Copy out the entries that follow, exactly as written.

####################

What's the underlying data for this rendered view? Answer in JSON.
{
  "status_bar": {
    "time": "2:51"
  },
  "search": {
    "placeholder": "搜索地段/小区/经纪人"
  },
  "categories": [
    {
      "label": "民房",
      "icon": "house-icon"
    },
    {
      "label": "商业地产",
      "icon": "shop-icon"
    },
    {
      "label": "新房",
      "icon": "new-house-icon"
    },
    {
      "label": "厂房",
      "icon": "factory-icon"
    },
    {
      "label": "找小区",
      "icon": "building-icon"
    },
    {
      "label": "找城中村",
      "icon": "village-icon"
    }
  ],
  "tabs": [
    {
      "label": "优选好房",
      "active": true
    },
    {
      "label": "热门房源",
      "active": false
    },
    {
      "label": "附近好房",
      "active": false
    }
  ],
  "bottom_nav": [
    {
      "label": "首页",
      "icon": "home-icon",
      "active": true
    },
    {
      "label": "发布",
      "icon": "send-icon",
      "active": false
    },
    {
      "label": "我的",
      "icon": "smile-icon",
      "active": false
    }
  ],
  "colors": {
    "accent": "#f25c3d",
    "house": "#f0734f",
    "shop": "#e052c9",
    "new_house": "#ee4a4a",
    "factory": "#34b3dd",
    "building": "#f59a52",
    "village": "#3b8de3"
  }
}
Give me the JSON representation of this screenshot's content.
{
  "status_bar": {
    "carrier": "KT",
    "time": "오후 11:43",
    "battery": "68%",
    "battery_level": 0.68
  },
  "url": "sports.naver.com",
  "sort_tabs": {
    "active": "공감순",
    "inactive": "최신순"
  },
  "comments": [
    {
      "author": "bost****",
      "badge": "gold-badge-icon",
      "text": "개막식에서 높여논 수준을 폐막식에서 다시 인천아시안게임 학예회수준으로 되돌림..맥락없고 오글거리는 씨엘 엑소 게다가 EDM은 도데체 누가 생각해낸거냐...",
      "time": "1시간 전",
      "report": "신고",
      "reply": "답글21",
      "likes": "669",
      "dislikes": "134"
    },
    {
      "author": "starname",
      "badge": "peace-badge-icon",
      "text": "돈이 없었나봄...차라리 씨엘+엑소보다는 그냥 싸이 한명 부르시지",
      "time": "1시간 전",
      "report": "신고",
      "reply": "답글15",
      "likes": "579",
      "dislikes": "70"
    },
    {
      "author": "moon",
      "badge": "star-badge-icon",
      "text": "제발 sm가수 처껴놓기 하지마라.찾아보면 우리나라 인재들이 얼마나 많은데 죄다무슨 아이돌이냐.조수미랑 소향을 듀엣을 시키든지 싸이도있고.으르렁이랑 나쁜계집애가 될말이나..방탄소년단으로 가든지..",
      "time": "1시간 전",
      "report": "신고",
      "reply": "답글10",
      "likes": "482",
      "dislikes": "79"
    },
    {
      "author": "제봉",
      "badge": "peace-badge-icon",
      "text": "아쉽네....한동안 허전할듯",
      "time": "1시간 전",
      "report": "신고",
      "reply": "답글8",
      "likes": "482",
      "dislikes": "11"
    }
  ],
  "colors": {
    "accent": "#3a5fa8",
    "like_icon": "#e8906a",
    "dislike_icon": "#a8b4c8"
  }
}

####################

• ANSWER TO THIS EXERCISE
What's the underlying data for this rendered view? Answer in JSON.
{
  "status_bar": {
    "time": "2:51"
  },
  "search": {
    "placeholder": "搜索地段/小区/经纪人"
  },
  "categories": [
    {
      "label": "民房",
      "icon": "house-icon"
    },
    {
      "label": "商业地产",
      "icon": "shop-icon"
    },
    {
      "label": "新房",
      "icon": "new-house-icon"
    },
    {
      "label": "厂房",
      "icon": "factory-icon"
    },
    {
      "label": "找小区",
      "icon": "building-icon"
    },
    {
      "label": "找城中村",
      "icon": "village-icon"
    }
  ],
  "tabs": [
    {
      "label": "优选好房",
      "active": true
    },
    {
      "label": "热门房源",
      "active": false
    },
    {
      "label": "附近好房",
      "active": false
    }
  ],
  "bottom_nav": [
    {
      "label": "首页",
      "icon": "home-icon",
      "active": true
    },
    {
      "label": "发布",
      "icon": "send-icon",
      "active": false
    },
    {
      "label": "我的",
      "icon": "smile-icon",
      "active": false
    }
  ],
  "colors": {
    "accent": "#f25c3d",
    "house": "#f0734f",
    "shop": "#e052c9",
    "new_house": "#ee4a4a",
    "factory": "#34b3dd",
    "building": "#f59a52",
    "village": "#3b8de3"
  }
}
Give me the JSON representation of this screenshot's content.
{
  "status_bar": {
    "carrier": "KT",
    "time": "오후 11:43",
    "battery": "68%",
    "battery_level": 0.68
  },
  "url": "sports.naver.com",
  "sort_tabs": {
    "active": "공감순",
    "inactive": "최신순"
  },
  "comments": [
    {
      "author": "bost****",
      "badge": "gold-badge-icon",
      "text": "개막식에서 높여논 수준을 폐막식에서 다시 인천아시안게임 학예회수준으로 되돌림..맥락없고 오글거리는 씨엘 엑소 게다가 EDM은 도데체 누가 생각해낸거냐...",
      "time": "1시간 전",
      "report": "신고",
      "reply": "답글21",
      "likes": "669",
      "dislikes": "134"
    },
    {
      "author": "starname",
      "badge": "peace-badge-icon",
      "text": "돈이 없었나봄...차라리 씨엘+엑소보다는 그냥 싸이 한명 부르시지",
      "time": "1시간 전",
      "report": "신고",
      "reply": "답글15",
      "likes": "579",
      "dislikes": "70"
    },
    {
      "author": "moon",
      "badge": "star-badge-icon",
      "text": "제발 sm가수 처껴놓기 하지마라.찾아보면 우리나라 인재들이 얼마나 많은데 죄다무슨 아이돌이냐.조수미랑 소향을 듀엣을 시키든지 싸이도있고.으르렁이랑 나쁜계집애가 될말이나..방탄소년단으로 가든지..",
      "time": "1시간 전",
      "report": "신고",
      "reply": "답글10",
      "likes": "482",
      "dislikes": "79"
    },
    {
      "author": "제봉",
      "badge": "peace-badge-icon",
      "text": "아쉽네....한동안 허전할듯",
      "time": "1시간 전",
      "report": "신고",
      "reply": "답글8",
      "likes": "482",
      "dislikes": "11"
    }
  ],
  "colors": {
    "accent": "#3a5fa8",
    "like_icon": "#e8906a",
    "dislike_icon": "#a8b4c8"
  }
}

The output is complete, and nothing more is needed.